(INPUT begins)

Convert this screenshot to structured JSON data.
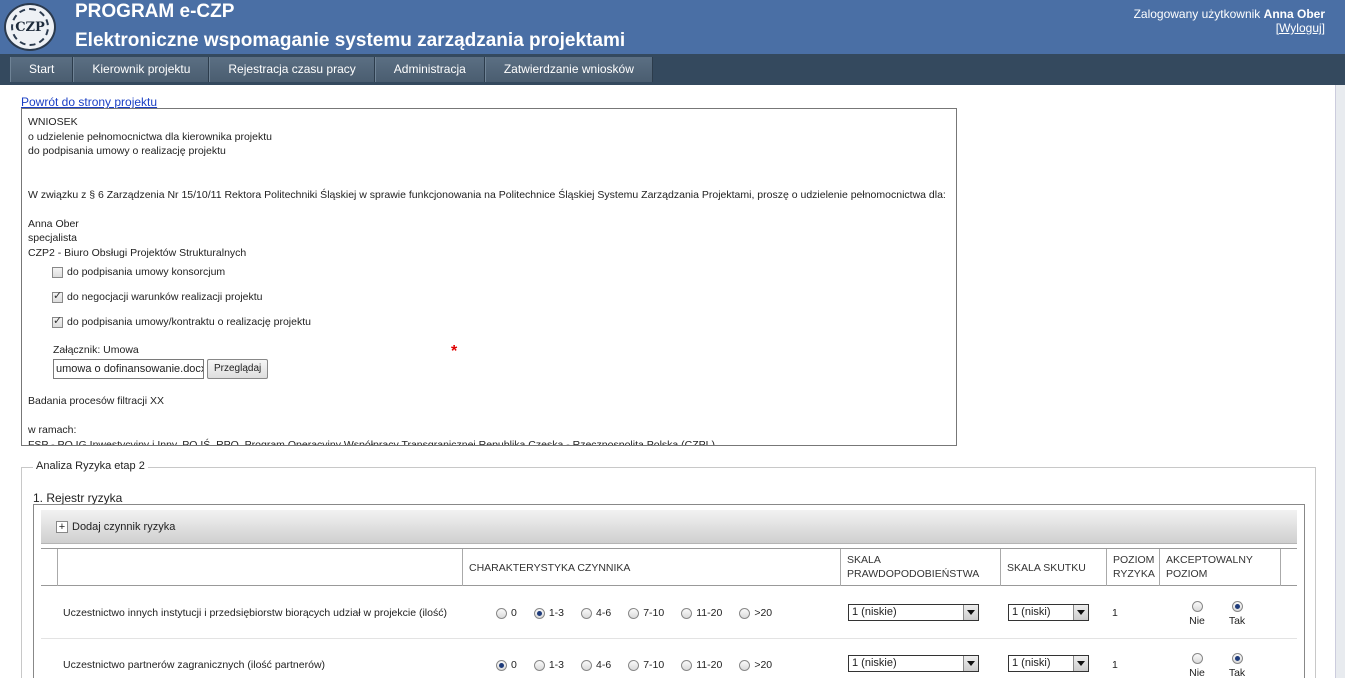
{
  "header": {
    "logo_text": "CZP",
    "app_name": "PROGRAM e-CZP",
    "app_subtitle": "Elektroniczne wspomaganie systemu zarządzania projektami",
    "user_prefix": "Zalogowany użytkownik",
    "user_name": "Anna Ober",
    "logout": "[Wyloguj]"
  },
  "nav": [
    "Start",
    "Kierownik projektu",
    "Rejestracja czasu pracy",
    "Administracja",
    "Zatwierdzanie wniosków"
  ],
  "back_link": "Powrót do strony projektu",
  "request": {
    "title_lines": [
      "WNIOSEK",
      "o udzielenie pełnomocnictwa dla kierownika projektu",
      "do podpisania umowy o realizację projektu"
    ],
    "intro": "W związku z § 6 Zarządzenia Nr 15/10/11 Rektora Politechniki Śląskiej w sprawie funkcjonowania na Politechnice Śląskiej Systemu Zarządzania Projektami, proszę o udzielenie pełnomocnictwa dla:",
    "person": [
      "Anna Ober",
      "specjalista",
      "CZP2 - Biuro Obsługi Projektów Strukturalnych"
    ],
    "options": [
      {
        "label": "do podpisania umowy konsorcjum",
        "checked": false
      },
      {
        "label": "do negocjacji warunków realizacji projektu",
        "checked": true
      },
      {
        "label": "do podpisania umowy/kontraktu o realizację projektu",
        "checked": true
      }
    ],
    "attachment_label": "Załącznik: Umowa",
    "attachment_value": "umowa o dofinansowanie.docx",
    "browse_label": "Przeglądaj",
    "required_mark": "*",
    "project_name": "Badania procesów filtracji XX",
    "within_label": "w ramach:",
    "program": "FSP - PO IG Inwestycyjny i Inny, PO IŚ, RPO, Program Operacyjny Współpracy Transgranicznej Republika Czeska - Rzeczpospolita Polska (CZPL)"
  },
  "risk": {
    "legend": "Analiza Ryzyka etap 2",
    "register_title": "1. Rejestr ryzyka",
    "add_label": "Dodaj czynnik ryzyka",
    "add_icon": "+",
    "columns": {
      "characteristic": "CHARAKTERYSTYKA CZYNNIKA",
      "probability": [
        "SKALA",
        "PRAWDOPODOBIEŃSTWA"
      ],
      "effect": "SKALA SKUTKU",
      "level": [
        "POZIOM",
        "RYZYKA"
      ],
      "acceptable": [
        "AKCEPTOWALNY",
        "POZIOM"
      ]
    },
    "radio_options": [
      "0",
      "1-3",
      "4-6",
      "7-10",
      "11-20",
      ">20"
    ],
    "rows": [
      {
        "label": "Uczestnictwo innych instytucji i przedsiębiorstw biorących udział w projekcie (ilość)",
        "selected": "1-3",
        "probability": "1 (niskie)",
        "effect": "1 (niski)",
        "level": "1",
        "accept_no": "Nie",
        "accept_yes": "Tak",
        "accepted": true
      },
      {
        "label": "Uczestnictwo partnerów zagranicznych (ilość partnerów)",
        "selected": "0",
        "probability": "1 (niskie)",
        "effect": "1 (niski)",
        "level": "1",
        "accept_no": "Nie",
        "accept_yes": "Tak",
        "accepted": true
      }
    ]
  }
}
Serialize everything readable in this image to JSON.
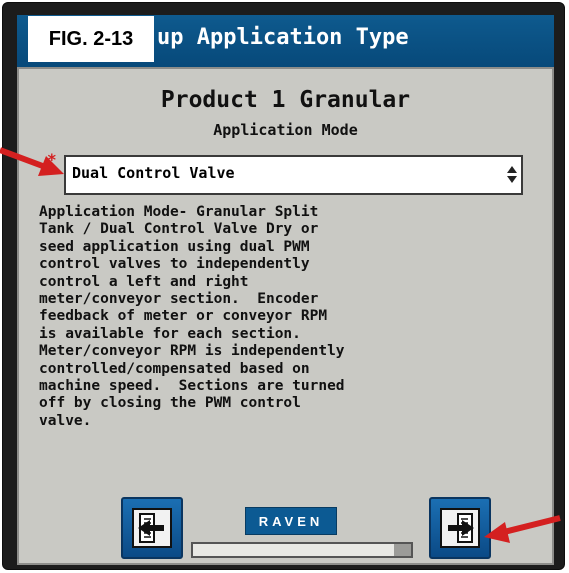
{
  "figure_label": "FIG. 2-13",
  "window": {
    "title_visible": "up Application Type"
  },
  "panel": {
    "heading": "Product 1 Granular",
    "subheading": "Application Mode",
    "required_marker": "*",
    "mode_select": {
      "value": "Dual Control Valve"
    },
    "description": "Application Mode- Granular Split\nTank / Dual Control Valve Dry or\nseed application using dual PWM\ncontrol valves to independently\ncontrol a left and right\nmeter/conveyor section.  Encoder\nfeedback of meter or conveyor RPM\nis available for each section.\nMeter/conveyor RPM is independently\ncontrolled/compensated based on\nmachine speed.  Sections are turned\noff by closing the PWM control\nvalve."
  },
  "footer": {
    "brand": "RAVEN",
    "back_icon": "back-arrow-icon",
    "next_icon": "next-arrow-icon",
    "progress_fraction": 0.92
  },
  "colors": {
    "title_bar": "#07497a",
    "panel_bg": "#c9c9c4",
    "button_blue": "#0b4a86",
    "annotation_red": "#d42020"
  }
}
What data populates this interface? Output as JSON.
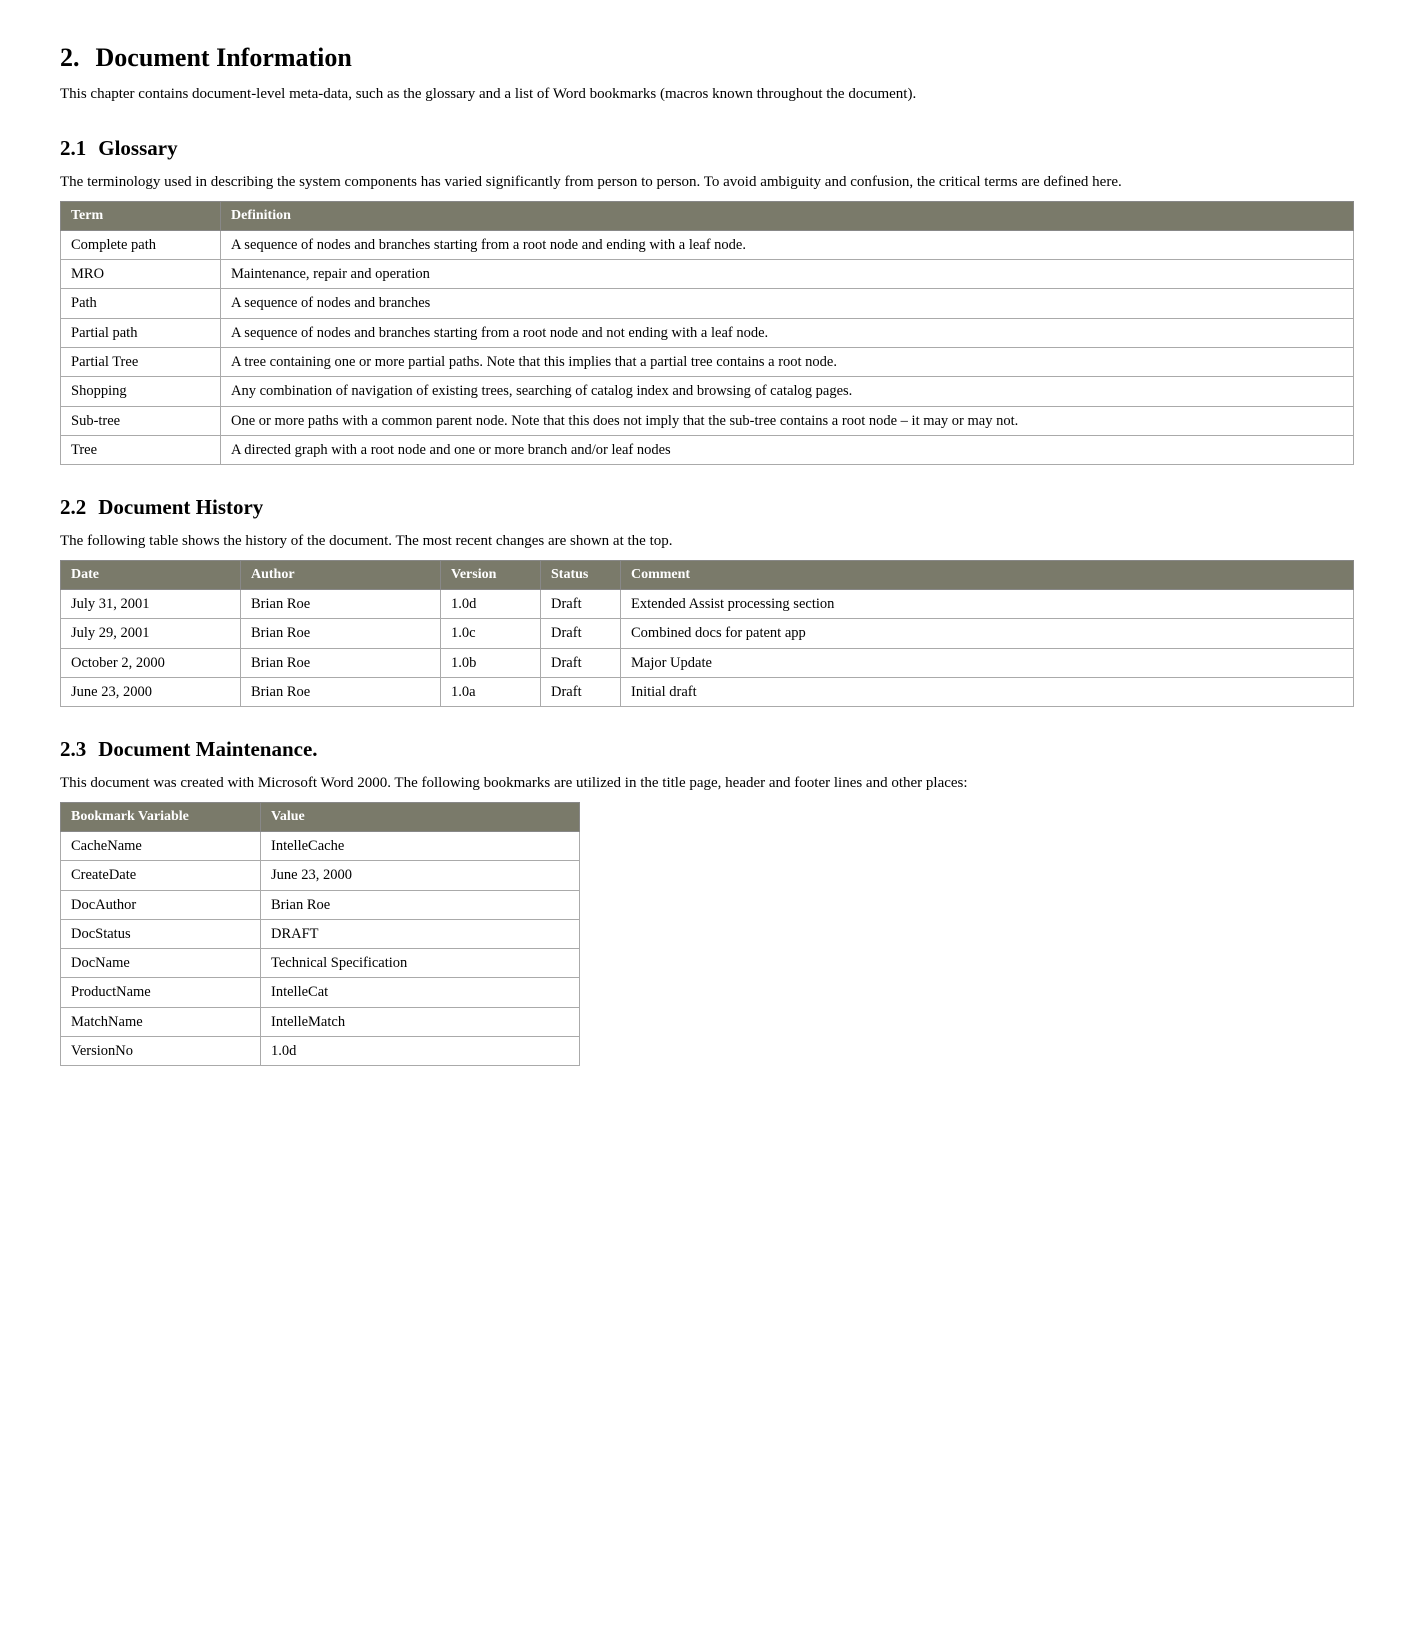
{
  "chapter": {
    "number": "2.",
    "title": "Document Information",
    "intro": "This chapter contains document-level meta-data, such as the glossary and a list of Word bookmarks (macros known throughout the document)."
  },
  "section21": {
    "number": "2.1",
    "title": "Glossary",
    "intro": "The terminology used in describing the system components has varied significantly from person to person.  To avoid ambiguity and confusion, the critical terms are defined here.",
    "table_headers": [
      "Term",
      "Definition"
    ],
    "rows": [
      {
        "term": "Complete path",
        "definition": "A sequence of nodes and branches starting from a root node and ending with a leaf node."
      },
      {
        "term": "MRO",
        "definition": "Maintenance, repair and operation"
      },
      {
        "term": "Path",
        "definition": "A sequence of nodes and branches"
      },
      {
        "term": "Partial path",
        "definition": "A sequence of nodes and branches starting from a root node and not ending with a leaf node."
      },
      {
        "term": "Partial Tree",
        "definition": "A tree containing one or more partial paths.  Note that this implies that a partial tree contains a root node."
      },
      {
        "term": "Shopping",
        "definition": "Any combination of navigation of existing trees, searching of catalog index and browsing of catalog pages."
      },
      {
        "term": "Sub-tree",
        "definition": "One or more paths with a common parent node.  Note that this does not imply that the sub-tree contains a root node – it may or may not."
      },
      {
        "term": "Tree",
        "definition": "A directed graph with a root node and one or more branch and/or leaf nodes"
      }
    ]
  },
  "section22": {
    "number": "2.2",
    "title": "Document History",
    "intro": "The following table shows the history of the document.  The most recent changes are shown at the top.",
    "table_headers": [
      "Date",
      "Author",
      "Version",
      "Status",
      "Comment"
    ],
    "rows": [
      {
        "date": "July 31, 2001",
        "author": "Brian Roe",
        "version": "1.0d",
        "status": "Draft",
        "comment": "Extended Assist processing section"
      },
      {
        "date": "July 29, 2001",
        "author": "Brian Roe",
        "version": "1.0c",
        "status": "Draft",
        "comment": "Combined docs for patent app"
      },
      {
        "date": "October 2, 2000",
        "author": "Brian Roe",
        "version": "1.0b",
        "status": "Draft",
        "comment": "Major Update"
      },
      {
        "date": "June 23, 2000",
        "author": "Brian Roe",
        "version": "1.0a",
        "status": "Draft",
        "comment": "Initial draft"
      }
    ]
  },
  "section23": {
    "number": "2.3",
    "title": "Document Maintenance.",
    "intro": "This document was created with Microsoft Word 2000. The following bookmarks are utilized in the title page, header and footer lines and other places:",
    "table_headers": [
      "Bookmark Variable",
      "Value"
    ],
    "rows": [
      {
        "variable": "CacheName",
        "value": "IntelleCache"
      },
      {
        "variable": "CreateDate",
        "value": "June 23, 2000"
      },
      {
        "variable": "DocAuthor",
        "value": "Brian Roe"
      },
      {
        "variable": "DocStatus",
        "value": "DRAFT"
      },
      {
        "variable": "DocName",
        "value": "Technical Specification"
      },
      {
        "variable": "ProductName",
        "value": "IntelleCat"
      },
      {
        "variable": "MatchName",
        "value": "IntelleMatch"
      },
      {
        "variable": "VersionNo",
        "value": "1.0d"
      }
    ]
  }
}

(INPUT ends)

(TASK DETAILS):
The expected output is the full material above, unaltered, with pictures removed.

(COMPLETED TASK):
Convert this screenshot to structured JSON data.
{
  "header": {
    "logo_text": "CZP",
    "app_name": "PROGRAM e-CZP",
    "app_subtitle": "Elektroniczne wspomaganie systemu zarządzania projektami",
    "user_prefix": "Zalogowany użytkownik",
    "user_name": "Anna Ober",
    "logout": "[Wyloguj]"
  },
  "nav": [
    "Start",
    "Kierownik projektu",
    "Rejestracja czasu pracy",
    "Administracja",
    "Zatwierdzanie wniosków"
  ],
  "back_link": "Powrót do strony projektu",
  "request": {
    "title_lines": [
      "WNIOSEK",
      "o udzielenie pełnomocnictwa dla kierownika projektu",
      "do podpisania umowy o realizację projektu"
    ],
    "intro": "W związku z § 6 Zarządzenia Nr 15/10/11 Rektora Politechniki Śląskiej w sprawie funkcjonowania na Politechnice Śląskiej Systemu Zarządzania Projektami, proszę o udzielenie pełnomocnictwa dla:",
    "person": [
      "Anna Ober",
      "specjalista",
      "CZP2 - Biuro Obsługi Projektów Strukturalnych"
    ],
    "options": [
      {
        "label": "do podpisania umowy konsorcjum",
        "checked": false
      },
      {
        "label": "do negocjacji warunków realizacji projektu",
        "checked": true
      },
      {
        "label": "do podpisania umowy/kontraktu o realizację projektu",
        "checked": true
      }
    ],
    "attachment_label": "Załącznik: Umowa",
    "attachment_value": "umowa o dofinansowanie.docx",
    "browse_label": "Przeglądaj",
    "required_mark": "*",
    "project_name": "Badania procesów filtracji XX",
    "within_label": "w ramach:",
    "program": "FSP - PO IG Inwestycyjny i Inny, PO IŚ, RPO, Program Operacyjny Współpracy Transgranicznej Republika Czeska - Rzeczpospolita Polska (CZPL)"
  },
  "risk": {
    "legend": "Analiza Ryzyka etap 2",
    "register_title": "1. Rejestr ryzyka",
    "add_label": "Dodaj czynnik ryzyka",
    "add_icon": "+",
    "columns": {
      "characteristic": "CHARAKTERYSTYKA CZYNNIKA",
      "probability": [
        "SKALA",
        "PRAWDOPODOBIEŃSTWA"
      ],
      "effect": "SKALA SKUTKU",
      "level": [
        "POZIOM",
        "RYZYKA"
      ],
      "acceptable": [
        "AKCEPTOWALNY",
        "POZIOM"
      ]
    },
    "radio_options": [
      "0",
      "1-3",
      "4-6",
      "7-10",
      "11-20",
      ">20"
    ],
    "rows": [
      {
        "label": "Uczestnictwo innych instytucji i przedsiębiorstw biorących udział w projekcie (ilość)",
        "selected": "1-3",
        "probability": "1 (niskie)",
        "effect": "1 (niski)",
        "level": "1",
        "accept_no": "Nie",
        "accept_yes": "Tak",
        "accepted": true
      },
      {
        "label": "Uczestnictwo partnerów zagranicznych (ilość partnerów)",
        "selected": "0",
        "probability": "1 (niskie)",
        "effect": "1 (niski)",
        "level": "1",
        "accept_no": "Nie",
        "accept_yes": "Tak",
        "accepted": true
      }
    ]
  }
}
Serialize everything readable in this image to JSON.
{
  "figure_label": "FIG. 2-13",
  "window": {
    "title_visible": "up Application Type"
  },
  "panel": {
    "heading": "Product 1 Granular",
    "subheading": "Application Mode",
    "required_marker": "*",
    "mode_select": {
      "value": "Dual Control Valve"
    },
    "description": "Application Mode- Granular Split\nTank / Dual Control Valve Dry or\nseed application using dual PWM\ncontrol valves to independently\ncontrol a left and right\nmeter/conveyor section.  Encoder\nfeedback of meter or conveyor RPM\nis available for each section.\nMeter/conveyor RPM is independently\ncontrolled/compensated based on\nmachine speed.  Sections are turned\noff by closing the PWM control\nvalve."
  },
  "footer": {
    "brand": "RAVEN",
    "back_icon": "back-arrow-icon",
    "next_icon": "next-arrow-icon",
    "progress_fraction": 0.92
  },
  "colors": {
    "title_bar": "#07497a",
    "panel_bg": "#c9c9c4",
    "button_blue": "#0b4a86",
    "annotation_red": "#d42020"
  }
}
What data populates this interface? Output as JSON.
{
  "chapter": {
    "number": "2.",
    "title": "Document Information",
    "intro": "This chapter contains document-level meta-data, such as the glossary and a list of Word bookmarks (macros known throughout the document)."
  },
  "section21": {
    "number": "2.1",
    "title": "Glossary",
    "intro": "The terminology used in describing the system components has varied significantly from person to person.  To avoid ambiguity and confusion, the critical terms are defined here.",
    "table_headers": [
      "Term",
      "Definition"
    ],
    "rows": [
      {
        "term": "Complete path",
        "definition": "A sequence of nodes and branches starting from a root node and ending with a leaf node."
      },
      {
        "term": "MRO",
        "definition": "Maintenance, repair and operation"
      },
      {
        "term": "Path",
        "definition": "A sequence of nodes and branches"
      },
      {
        "term": "Partial path",
        "definition": "A sequence of nodes and branches starting from a root node and not ending with a leaf node."
      },
      {
        "term": "Partial Tree",
        "definition": "A tree containing one or more partial paths.  Note that this implies that a partial tree contains a root node."
      },
      {
        "term": "Shopping",
        "definition": "Any combination of navigation of existing trees, searching of catalog index and browsing of catalog pages."
      },
      {
        "term": "Sub-tree",
        "definition": "One or more paths with a common parent node.  Note that this does not imply that the sub-tree contains a root node – it may or may not."
      },
      {
        "term": "Tree",
        "definition": "A directed graph with a root node and one or more branch and/or leaf nodes"
      }
    ]
  },
  "section22": {
    "number": "2.2",
    "title": "Document History",
    "intro": "The following table shows the history of the document.  The most recent changes are shown at the top.",
    "table_headers": [
      "Date",
      "Author",
      "Version",
      "Status",
      "Comment"
    ],
    "rows": [
      {
        "date": "July 31, 2001",
        "author": "Brian Roe",
        "version": "1.0d",
        "status": "Draft",
        "comment": "Extended Assist processing section"
      },
      {
        "date": "July 29, 2001",
        "author": "Brian Roe",
        "version": "1.0c",
        "status": "Draft",
        "comment": "Combined docs for patent app"
      },
      {
        "date": "October 2, 2000",
        "author": "Brian Roe",
        "version": "1.0b",
        "status": "Draft",
        "comment": "Major Update"
      },
      {
        "date": "June 23, 2000",
        "author": "Brian Roe",
        "version": "1.0a",
        "status": "Draft",
        "comment": "Initial draft"
      }
    ]
  },
  "section23": {
    "number": "2.3",
    "title": "Document Maintenance.",
    "intro": "This document was created with Microsoft Word 2000. The following bookmarks are utilized in the title page, header and footer lines and other places:",
    "table_headers": [
      "Bookmark Variable",
      "Value"
    ],
    "rows": [
      {
        "variable": "CacheName",
        "value": "IntelleCache"
      },
      {
        "variable": "CreateDate",
        "value": "June 23, 2000"
      },
      {
        "variable": "DocAuthor",
        "value": "Brian Roe"
      },
      {
        "variable": "DocStatus",
        "value": "DRAFT"
      },
      {
        "variable": "DocName",
        "value": "Technical Specification"
      },
      {
        "variable": "ProductName",
        "value": "IntelleCat"
      },
      {
        "variable": "MatchName",
        "value": "IntelleMatch"
      },
      {
        "variable": "VersionNo",
        "value": "1.0d"
      }
    ]
  }
}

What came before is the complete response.